As for the physical reason collaborative spaces became so popular, it began with the beginning of startups. The startup explosion started after group in 1990s. They couldn’t compete with how normal established companies afford innovation, so these startup people had to change. They chose to be in collaboration spaces because they couldn’t afford office spaces. In these spaces, 25% of the people come in and out every month. There is a consistent flux of people coming in and out with ideas and projects, and established companies don’t have that fluidity. They have structure, so they reach out to communities like us. The benefit is that they do have structure and resources and expertise, so they are able to innovate because of their old school bureaucratic structure. Because lots of startups crash, the best thing for them is when they bridge with corporations and collaborate.
What is the 3 most important or source of information you can recommend to anyone looking to turn ideas into action?
Azeem Azhar – The Exponential View – this is the best.
Do you have anything else you think is important for people to know?
The most, ultra important subject is this social train concept- we have all gotten into it, we focus on getting into it. You need to get that job, buy that house, buy that car, but that train doesn’t work anymore, yet we still try to get on. We need to be critical of why we are still stepping on this train- this is not sustainable- as we are killing not only us but earth.
Cecilia Tham is a Biologist turned designer turned entrepreneur an a leading evangelist on sustainable models for open innovation. She has launched various business and start-ups and is the tireless founder of Makers of Barcelona (MOB) and FabCafe Barcelona. MOB is a collaborative community co-working facility. FabCafe is a new concept that brings digital fabrication tools to the everyday environment of a coffee shop. Her latest venture, Assemble.rs, an online open innovation management platform that enables all to assemble, accelerate and analyze innovation as an individual as well as a collective. She is also founded MEAT a co-creative agency that enables companies to innovate openly in design and technology. Cecilia is a designer and biologist by training, a serial entrepreneur by choice, and a compulsive maker for life.

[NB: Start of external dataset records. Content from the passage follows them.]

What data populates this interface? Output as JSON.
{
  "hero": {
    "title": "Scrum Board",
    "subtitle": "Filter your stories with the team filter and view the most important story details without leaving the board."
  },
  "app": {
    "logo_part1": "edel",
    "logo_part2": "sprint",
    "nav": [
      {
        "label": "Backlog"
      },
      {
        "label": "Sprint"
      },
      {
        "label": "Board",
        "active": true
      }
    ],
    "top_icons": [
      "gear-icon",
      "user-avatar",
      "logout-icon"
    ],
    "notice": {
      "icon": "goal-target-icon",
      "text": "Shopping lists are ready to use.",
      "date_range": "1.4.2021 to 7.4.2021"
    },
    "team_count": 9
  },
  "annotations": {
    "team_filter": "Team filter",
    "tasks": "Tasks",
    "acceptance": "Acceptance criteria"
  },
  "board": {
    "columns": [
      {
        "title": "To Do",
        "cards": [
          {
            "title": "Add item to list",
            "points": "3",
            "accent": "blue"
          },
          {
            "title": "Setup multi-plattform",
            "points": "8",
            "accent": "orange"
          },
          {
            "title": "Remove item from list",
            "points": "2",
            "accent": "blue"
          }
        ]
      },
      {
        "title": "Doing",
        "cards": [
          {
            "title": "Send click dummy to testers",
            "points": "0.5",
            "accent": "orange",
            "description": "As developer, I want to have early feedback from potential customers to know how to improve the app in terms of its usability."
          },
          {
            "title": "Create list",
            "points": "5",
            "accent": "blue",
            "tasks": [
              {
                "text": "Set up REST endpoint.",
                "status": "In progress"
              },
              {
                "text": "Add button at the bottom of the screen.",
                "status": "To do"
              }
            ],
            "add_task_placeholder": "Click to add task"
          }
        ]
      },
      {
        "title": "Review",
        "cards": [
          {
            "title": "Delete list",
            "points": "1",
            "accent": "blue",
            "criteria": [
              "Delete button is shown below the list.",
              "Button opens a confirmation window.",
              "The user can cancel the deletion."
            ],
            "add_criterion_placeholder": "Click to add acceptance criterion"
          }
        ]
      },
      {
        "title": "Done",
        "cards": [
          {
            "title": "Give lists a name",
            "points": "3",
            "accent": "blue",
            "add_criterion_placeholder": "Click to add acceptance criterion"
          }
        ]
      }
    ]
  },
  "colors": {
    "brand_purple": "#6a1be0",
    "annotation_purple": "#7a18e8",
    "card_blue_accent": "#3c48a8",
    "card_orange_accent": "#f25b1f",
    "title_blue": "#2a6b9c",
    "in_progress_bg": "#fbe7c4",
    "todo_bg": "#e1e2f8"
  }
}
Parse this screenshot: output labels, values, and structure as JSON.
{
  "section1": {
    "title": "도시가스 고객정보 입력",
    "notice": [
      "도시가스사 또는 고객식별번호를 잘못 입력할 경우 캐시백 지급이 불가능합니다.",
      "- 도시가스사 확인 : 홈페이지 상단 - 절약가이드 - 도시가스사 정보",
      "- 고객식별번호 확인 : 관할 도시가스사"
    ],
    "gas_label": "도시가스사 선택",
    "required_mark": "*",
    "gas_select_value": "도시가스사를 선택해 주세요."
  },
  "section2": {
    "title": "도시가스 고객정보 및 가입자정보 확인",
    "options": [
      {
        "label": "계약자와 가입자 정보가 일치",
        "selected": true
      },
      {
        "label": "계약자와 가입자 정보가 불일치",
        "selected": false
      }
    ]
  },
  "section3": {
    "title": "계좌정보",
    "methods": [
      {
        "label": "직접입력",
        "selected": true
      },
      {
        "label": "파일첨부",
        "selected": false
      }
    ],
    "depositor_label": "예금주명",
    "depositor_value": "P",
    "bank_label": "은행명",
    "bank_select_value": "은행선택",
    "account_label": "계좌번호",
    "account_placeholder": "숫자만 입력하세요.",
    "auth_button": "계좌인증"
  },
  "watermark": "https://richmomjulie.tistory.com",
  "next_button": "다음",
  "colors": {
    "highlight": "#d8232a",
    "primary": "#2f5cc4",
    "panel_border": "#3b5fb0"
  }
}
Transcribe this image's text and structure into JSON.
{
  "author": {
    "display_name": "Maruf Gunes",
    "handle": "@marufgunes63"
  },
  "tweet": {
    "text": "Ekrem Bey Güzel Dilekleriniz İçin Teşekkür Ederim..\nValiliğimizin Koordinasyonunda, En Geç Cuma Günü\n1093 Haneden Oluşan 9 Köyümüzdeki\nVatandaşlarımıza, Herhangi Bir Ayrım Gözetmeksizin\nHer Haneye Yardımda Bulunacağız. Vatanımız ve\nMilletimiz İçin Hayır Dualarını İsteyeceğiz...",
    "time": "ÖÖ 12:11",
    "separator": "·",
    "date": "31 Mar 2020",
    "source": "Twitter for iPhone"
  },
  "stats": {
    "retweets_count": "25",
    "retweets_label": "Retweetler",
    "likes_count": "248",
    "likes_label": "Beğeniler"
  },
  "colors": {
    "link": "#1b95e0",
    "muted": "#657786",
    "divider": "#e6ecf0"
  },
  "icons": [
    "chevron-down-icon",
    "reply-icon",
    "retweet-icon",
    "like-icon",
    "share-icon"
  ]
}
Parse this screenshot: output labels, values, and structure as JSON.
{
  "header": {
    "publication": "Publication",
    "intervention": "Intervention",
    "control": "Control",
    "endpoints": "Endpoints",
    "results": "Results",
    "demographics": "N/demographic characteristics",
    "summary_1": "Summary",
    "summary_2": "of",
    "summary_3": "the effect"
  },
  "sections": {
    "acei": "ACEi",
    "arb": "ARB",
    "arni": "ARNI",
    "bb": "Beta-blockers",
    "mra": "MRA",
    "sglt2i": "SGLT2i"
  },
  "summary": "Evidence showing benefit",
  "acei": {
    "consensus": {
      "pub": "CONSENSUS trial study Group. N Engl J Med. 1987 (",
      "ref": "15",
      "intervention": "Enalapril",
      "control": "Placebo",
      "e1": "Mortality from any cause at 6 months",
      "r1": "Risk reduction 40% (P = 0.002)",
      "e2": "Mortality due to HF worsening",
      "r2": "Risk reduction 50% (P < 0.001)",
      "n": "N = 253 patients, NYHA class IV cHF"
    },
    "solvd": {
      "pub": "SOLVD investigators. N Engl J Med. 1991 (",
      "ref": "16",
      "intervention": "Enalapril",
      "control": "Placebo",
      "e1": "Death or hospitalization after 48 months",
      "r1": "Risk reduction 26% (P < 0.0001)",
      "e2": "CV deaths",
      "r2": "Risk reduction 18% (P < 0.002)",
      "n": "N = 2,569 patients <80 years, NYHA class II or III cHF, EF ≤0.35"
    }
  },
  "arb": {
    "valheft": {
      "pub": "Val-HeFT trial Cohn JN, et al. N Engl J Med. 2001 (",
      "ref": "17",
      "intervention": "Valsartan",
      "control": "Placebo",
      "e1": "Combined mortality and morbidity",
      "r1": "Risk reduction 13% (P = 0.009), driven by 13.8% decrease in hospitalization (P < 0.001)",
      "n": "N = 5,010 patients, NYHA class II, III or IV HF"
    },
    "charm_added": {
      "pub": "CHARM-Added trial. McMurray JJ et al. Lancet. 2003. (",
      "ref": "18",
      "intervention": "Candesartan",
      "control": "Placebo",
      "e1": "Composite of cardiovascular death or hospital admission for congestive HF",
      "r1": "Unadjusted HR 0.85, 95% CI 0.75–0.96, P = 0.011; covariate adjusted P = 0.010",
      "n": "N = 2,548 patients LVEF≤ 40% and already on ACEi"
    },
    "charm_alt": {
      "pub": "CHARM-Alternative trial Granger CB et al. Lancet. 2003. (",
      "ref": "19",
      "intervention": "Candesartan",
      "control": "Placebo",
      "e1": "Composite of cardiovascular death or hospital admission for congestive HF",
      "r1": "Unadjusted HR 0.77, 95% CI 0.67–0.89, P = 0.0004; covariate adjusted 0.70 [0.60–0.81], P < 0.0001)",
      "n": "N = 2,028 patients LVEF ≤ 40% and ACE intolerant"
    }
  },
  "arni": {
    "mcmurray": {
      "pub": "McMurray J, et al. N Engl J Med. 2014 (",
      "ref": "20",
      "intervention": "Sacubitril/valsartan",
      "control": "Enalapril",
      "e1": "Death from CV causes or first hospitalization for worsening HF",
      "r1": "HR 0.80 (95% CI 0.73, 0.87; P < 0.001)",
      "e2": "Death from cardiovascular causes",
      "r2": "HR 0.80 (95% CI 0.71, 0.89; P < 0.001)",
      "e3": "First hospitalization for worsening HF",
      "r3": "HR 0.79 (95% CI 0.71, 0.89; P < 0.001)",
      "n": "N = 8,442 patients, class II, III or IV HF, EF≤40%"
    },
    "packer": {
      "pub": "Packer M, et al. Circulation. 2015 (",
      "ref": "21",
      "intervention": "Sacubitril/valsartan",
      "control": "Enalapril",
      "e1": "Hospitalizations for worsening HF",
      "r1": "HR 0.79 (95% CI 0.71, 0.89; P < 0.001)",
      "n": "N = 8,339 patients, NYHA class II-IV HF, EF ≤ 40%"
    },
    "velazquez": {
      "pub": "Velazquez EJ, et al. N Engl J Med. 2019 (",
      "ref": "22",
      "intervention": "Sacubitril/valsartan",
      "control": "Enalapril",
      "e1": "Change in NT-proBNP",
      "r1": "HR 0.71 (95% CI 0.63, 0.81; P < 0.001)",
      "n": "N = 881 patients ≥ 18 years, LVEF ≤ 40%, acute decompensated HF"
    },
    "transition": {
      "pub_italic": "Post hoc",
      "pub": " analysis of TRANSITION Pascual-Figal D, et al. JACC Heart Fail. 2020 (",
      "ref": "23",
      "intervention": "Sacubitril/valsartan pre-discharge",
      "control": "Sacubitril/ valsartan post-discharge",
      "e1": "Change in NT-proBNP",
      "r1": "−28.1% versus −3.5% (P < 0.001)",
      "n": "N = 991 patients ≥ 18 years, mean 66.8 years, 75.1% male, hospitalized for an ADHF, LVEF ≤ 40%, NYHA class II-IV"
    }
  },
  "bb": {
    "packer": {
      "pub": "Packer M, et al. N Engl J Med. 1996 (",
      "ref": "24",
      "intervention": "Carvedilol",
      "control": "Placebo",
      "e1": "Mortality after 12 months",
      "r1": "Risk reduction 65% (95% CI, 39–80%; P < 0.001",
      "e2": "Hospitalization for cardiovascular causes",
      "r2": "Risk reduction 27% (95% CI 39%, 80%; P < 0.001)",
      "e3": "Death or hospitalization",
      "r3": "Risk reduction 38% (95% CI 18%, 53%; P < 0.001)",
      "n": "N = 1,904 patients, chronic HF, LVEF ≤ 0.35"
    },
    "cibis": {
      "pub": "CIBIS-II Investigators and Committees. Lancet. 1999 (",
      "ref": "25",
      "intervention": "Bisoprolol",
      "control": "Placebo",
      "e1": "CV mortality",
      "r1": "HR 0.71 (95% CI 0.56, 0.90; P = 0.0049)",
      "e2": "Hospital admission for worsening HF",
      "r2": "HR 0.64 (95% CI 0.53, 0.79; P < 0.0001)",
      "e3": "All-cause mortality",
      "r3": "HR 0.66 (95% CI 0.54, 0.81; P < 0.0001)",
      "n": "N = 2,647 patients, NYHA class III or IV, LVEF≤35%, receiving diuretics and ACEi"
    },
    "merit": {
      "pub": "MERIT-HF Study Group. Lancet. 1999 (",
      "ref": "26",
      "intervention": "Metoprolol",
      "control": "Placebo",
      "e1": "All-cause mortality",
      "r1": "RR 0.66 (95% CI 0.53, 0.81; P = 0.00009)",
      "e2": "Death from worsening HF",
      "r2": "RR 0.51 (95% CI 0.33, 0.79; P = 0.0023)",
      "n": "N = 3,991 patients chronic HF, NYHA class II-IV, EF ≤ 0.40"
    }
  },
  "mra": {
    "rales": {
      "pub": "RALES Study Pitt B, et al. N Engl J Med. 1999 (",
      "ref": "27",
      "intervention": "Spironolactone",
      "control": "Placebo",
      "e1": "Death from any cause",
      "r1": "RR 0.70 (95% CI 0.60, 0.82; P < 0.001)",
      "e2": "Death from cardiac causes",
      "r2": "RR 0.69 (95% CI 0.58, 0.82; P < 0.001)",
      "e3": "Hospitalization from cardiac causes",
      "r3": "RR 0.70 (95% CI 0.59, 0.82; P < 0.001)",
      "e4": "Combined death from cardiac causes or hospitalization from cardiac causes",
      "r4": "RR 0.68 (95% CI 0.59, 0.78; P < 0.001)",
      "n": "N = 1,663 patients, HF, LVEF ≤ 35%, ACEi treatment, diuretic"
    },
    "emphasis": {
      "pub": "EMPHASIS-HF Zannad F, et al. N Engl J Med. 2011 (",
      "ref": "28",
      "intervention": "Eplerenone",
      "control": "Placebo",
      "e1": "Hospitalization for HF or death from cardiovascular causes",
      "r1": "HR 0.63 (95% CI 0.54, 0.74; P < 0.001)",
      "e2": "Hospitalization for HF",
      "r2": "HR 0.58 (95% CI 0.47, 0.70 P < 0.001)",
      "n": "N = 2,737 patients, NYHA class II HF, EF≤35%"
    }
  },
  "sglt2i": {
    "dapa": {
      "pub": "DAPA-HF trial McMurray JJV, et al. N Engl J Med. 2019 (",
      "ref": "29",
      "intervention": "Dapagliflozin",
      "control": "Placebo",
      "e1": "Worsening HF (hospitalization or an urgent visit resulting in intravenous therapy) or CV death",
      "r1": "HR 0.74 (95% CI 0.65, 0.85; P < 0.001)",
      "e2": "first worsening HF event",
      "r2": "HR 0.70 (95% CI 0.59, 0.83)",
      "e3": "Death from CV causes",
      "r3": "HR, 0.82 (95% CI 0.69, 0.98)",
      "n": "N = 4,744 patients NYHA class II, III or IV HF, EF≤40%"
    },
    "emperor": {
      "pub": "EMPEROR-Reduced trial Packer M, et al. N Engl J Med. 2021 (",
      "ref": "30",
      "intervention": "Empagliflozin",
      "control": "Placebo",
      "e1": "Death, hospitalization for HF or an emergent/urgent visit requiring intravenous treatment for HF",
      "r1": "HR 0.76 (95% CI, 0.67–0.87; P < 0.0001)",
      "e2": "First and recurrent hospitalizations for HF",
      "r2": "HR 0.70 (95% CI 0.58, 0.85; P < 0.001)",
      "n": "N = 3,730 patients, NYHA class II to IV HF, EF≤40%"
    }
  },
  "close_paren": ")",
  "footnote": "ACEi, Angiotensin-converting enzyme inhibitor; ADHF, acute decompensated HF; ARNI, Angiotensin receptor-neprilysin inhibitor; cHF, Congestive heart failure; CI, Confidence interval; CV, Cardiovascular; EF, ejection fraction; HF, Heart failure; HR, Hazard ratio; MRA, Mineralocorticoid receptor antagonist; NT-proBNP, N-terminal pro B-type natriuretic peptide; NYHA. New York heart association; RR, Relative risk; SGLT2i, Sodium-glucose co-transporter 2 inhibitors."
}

She is a 4-time TEDxBarcelona speaker, and has also spoken at Open FAC and 4YFN. She is a mentor at Google Launchpad Barcelona, Startupbootcamp IoT & Data, and Harvard Innovation Lab.
Illustration by Gravika